This condition has adopted the name of “erebosis”.
Scientists at the Riken Institute of Japan have discovered a type of cell death hitherto unknown and which takes place in the bowels of the fruit fly common, a finding that will force us to review what was known about this biological process.
The team, led by Sa Kan Yooof the Biosystem Dynamics Research Center (RBD) of Riken, believes that the new process, which they have called “erebosis“plays a role in the gut metabolism.
The findingspublished today in “PLOS Biology”, turn the current theory upside down on the homeostasis o autoregulation of tissues in the gut and oblige to review the conventional concept of cell death.
As in the skin, the cells of the intestine die and are constantly substituted by new ones, a process called ‘replacement‘ which helps maintain balance (homeostasis) in tissue growth and renewal.
The gut turnover theory holds that old or damaged cells They die through a process called apoptosis.programmed cell death“, which is one of the three currently recognized types of cell death.
But the findings of this research question this assumption and provide evidence of a second type of programmed cell death that could be specific to the intestines.
The discovery it happened by accident. The researchers were studying in fruit flies a version of ‘Ance’, an enzyme that helps reduce the blood pressurewhen they observed that the expression of Ance in the intestine of the fly was irregular and that the cells that contained it had strange features.
The authors found that these cells were very dark and lacked nuclear membranesmitochondria and cytoskeletons, and sometimes even of DNA and other cellular elements necessary for cells to stay alive.
The process was so gradual and different from the cell death which is observed in the apoptosiswhich they realized could be something new.
The authors concluded that the new type of cell death is related to the ‘replacement‘ in the intestines and baptized the process as erebosis, from “erebus“, what does it mean “darkness” in Greek, because dying cells look dark under the microscope.
For demonstrate that erebosis is a new type of cell deathThey carried out several tests.
They first saw that the experimental arrest of apoptosis it did not impede intestinal homeostasis, meaning that cell turnover in the intestine, including cell death, can occur without apoptosis.
Second, the dying cells did not show any of the molecular markers of apoptosis or the other two known types of cell death, but the cells in the advanced phase of erebosis did show a general marker of cell death related to the degradation of the DNA.
An detailed examination of the cells in which erebosis was occurring revealed that they were located near clusters of intestinal stem cells, proof that erebotic cells they are replaced by newly differentiated intestinal cells during turnover.
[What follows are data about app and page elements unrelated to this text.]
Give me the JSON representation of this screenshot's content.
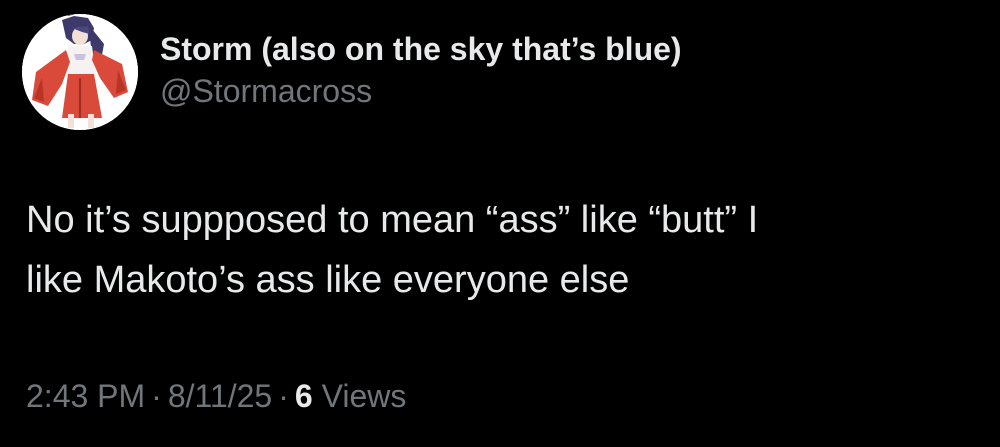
{
  "author": {
    "display_name": "Storm (also on the sky that’s blue)",
    "handle": "@Stormacross",
    "avatar_icon": "anime-character-avatar"
  },
  "post": {
    "text": "No it’s suppposed to mean “ass” like “butt” I\nlike Makoto’s ass like everyone else"
  },
  "meta": {
    "time": "2:43 PM",
    "separator": "·",
    "date": "8/11/25",
    "views_count": "6",
    "views_label": "Views"
  },
  "colors": {
    "background": "#000000",
    "primary_text": "#e7e9ea",
    "secondary_text": "#71767b"
  }
}
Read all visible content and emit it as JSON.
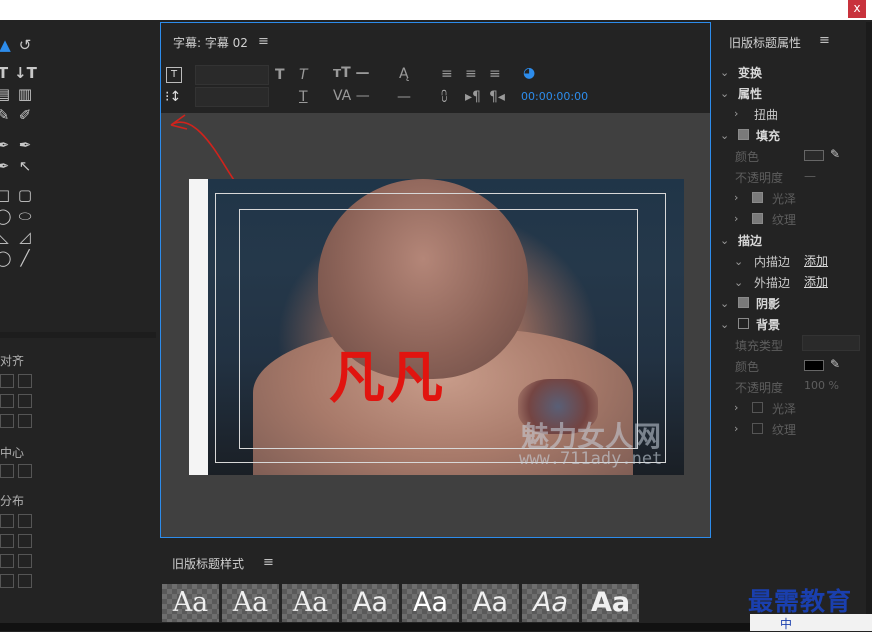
{
  "window": {
    "close_label": "x"
  },
  "left_panel": {
    "align_label": "对齐",
    "center_label": "中心",
    "distribute_label": "分布"
  },
  "title_panel": {
    "title": "字幕: 字幕 02",
    "timecode": "00:00:00:00",
    "caption_text": "凡凡",
    "watermark_text": "魅力女人网",
    "watermark_url": "www.711ady.net"
  },
  "styles_panel": {
    "title": "旧版标题样式",
    "swatches": [
      "Aa",
      "Aa",
      "Aa",
      "Aa",
      "Aa",
      "Aa",
      "Aa",
      "Aa"
    ]
  },
  "properties_panel": {
    "title": "旧版标题属性",
    "transform": "变换",
    "attributes": "属性",
    "distort": "扭曲",
    "fill": "填充",
    "color": "颜色",
    "opacity": "不透明度",
    "opacity_value": "—",
    "sheen": "光泽",
    "texture": "纹理",
    "strokes": "描边",
    "inner_stroke": "内描边",
    "outer_stroke": "外描边",
    "add": "添加",
    "shadow": "阴影",
    "background": "背景",
    "fill_type": "填充类型",
    "bg_color": "颜色",
    "bg_opacity": "不透明度",
    "bg_opacity_value": "100 %",
    "bg_sheen": "光泽",
    "bg_texture": "纹理"
  },
  "branding": {
    "text": "最需教育",
    "taskbar_text": "中"
  },
  "colors": {
    "accent": "#2d8ceb",
    "caption": "#e1140f",
    "brand": "#1a3fae"
  }
}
The next step is describe the molecular mechanisms that allow erebosis and cell turnover in the fly intestine, although for Yoo, these results “have the potential to be a seminal finding“.
In addition, the researchers will try determine now if the erebosis exists both in the human intestine as in fruit flies.